14. Brian Eno & Robert Fripp Altair
15. Outkast Da Art Of Storytellin’, Pt. 1
16. Oneohtrix Point Never He She
17. Ricky Eat Acid God puts us all in the swimming pool
18. Avro Pärt My Heart’s In The Highlands
19. Nick Krgovich Constant Craving (k.d. lang cover)
20. Lana Del Ray Born To Die (Clams Casino Remix Instrumental)
21. Ensemble Economique Everything I Have, I Give To You
22. The Microphones Instrumental
23. Dan Mangan & Amy Millan Chances Are (Instrumental)
24. John Cage recorded at the Anthony d’Offay Gallery, London, in 1989

nice

unmarkedlandmarks
unmarkedlandmarks:

Morning and it’s Summer
The Creative Act (excerpt) - Marcel DuchampL’Homme Solitaire - Les Temps HeureuxLenda das Amazonas - Burnier & Cartier20th Century - The Brazda Brothers
Summertime - Montreal
Pelas Ruas Do Meu Bairro - Antônio Adolfo & A BrazucaSusto - EdnardoLisa - AgincourtImperial Gold (feat.

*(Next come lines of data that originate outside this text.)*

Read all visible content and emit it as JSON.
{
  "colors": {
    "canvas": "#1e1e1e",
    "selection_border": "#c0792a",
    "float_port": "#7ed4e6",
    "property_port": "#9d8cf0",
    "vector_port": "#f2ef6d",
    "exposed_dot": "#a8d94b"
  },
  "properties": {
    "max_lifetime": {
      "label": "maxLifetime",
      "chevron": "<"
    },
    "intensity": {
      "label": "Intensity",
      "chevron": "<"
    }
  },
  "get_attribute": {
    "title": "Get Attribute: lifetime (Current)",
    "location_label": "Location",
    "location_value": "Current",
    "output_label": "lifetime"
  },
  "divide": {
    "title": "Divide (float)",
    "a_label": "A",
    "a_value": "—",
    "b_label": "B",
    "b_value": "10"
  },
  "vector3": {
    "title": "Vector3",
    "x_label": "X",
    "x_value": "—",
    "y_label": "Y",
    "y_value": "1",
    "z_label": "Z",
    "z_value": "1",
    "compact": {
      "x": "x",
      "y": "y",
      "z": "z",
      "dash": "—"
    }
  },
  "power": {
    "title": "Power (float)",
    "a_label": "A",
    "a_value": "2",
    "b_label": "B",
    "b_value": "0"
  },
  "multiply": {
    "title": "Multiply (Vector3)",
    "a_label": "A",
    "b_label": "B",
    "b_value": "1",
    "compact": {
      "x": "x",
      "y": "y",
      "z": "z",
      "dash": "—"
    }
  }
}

Joanne Robertson) - Dean BluntSummer Sunday Blues - FriendsIt’s So Easy - Ted LucasRam On - Paul McCartneyMasculino, Feminino - Erasmo Carlos
Kids and Dogs - David Crosby & Jerry Garcia

Another essential mix from Maryanne!

unmarkedlandmarks:

Morning and it’s Summer

The Creative Act (excerpt) - Marcel Duchamp
L’Homme Solitaire - Les Temps Heureux
Lenda das Amazonas - Burnier & Cartier
20th Century - The Brazda Brothers
Summertime - Montreal
Pelas Ruas Do Meu Bairro - Antônio Adolfo & A Brazuca
Susto - Ednardo
Lisa - Agincourt
Imperial Gold (feat. Joanne Robertson) - Dean Blunt
Summer Sunday Blues - Friends
It’s So Easy - Ted Lucas
Ram On - Paul McCartney
Masculino, Feminino - Erasmo Carlos
Kids and Dogs - David Crosby & Jerry Garcia

Another essential mix from Maryanne!

But here is the ultimate consequence of the internet moving offline. If images can be shared and circulated, why can’t everything else be too? If data moves across screens, so can its material incarnations move across shop windows and other enclosures. If copyright can be dodged and called into question, why can’t private property? If one can share a restaurant dish JPEG on Facebook, why not the real meal? Why not apply fair use to space, parks, and swimming pools? Why only claim open access to JSTOR and not MIT—or any school, hospital, or university for that matter? Why shouldn’t data clouds discharge as storming supermarkets? Why not open-source water, energy, and Dom Pérignon champagne?

If circulationism is to mean anything, it has to move into the world of offline distribution, of 3D dissemination of resources, of music, land, and inspiration. Why not slowly withdraw from an undead internet to build a few others next to it?

Somehow I hadn’t yet read this clearly seminal essay by Hito Steyerl from 2013.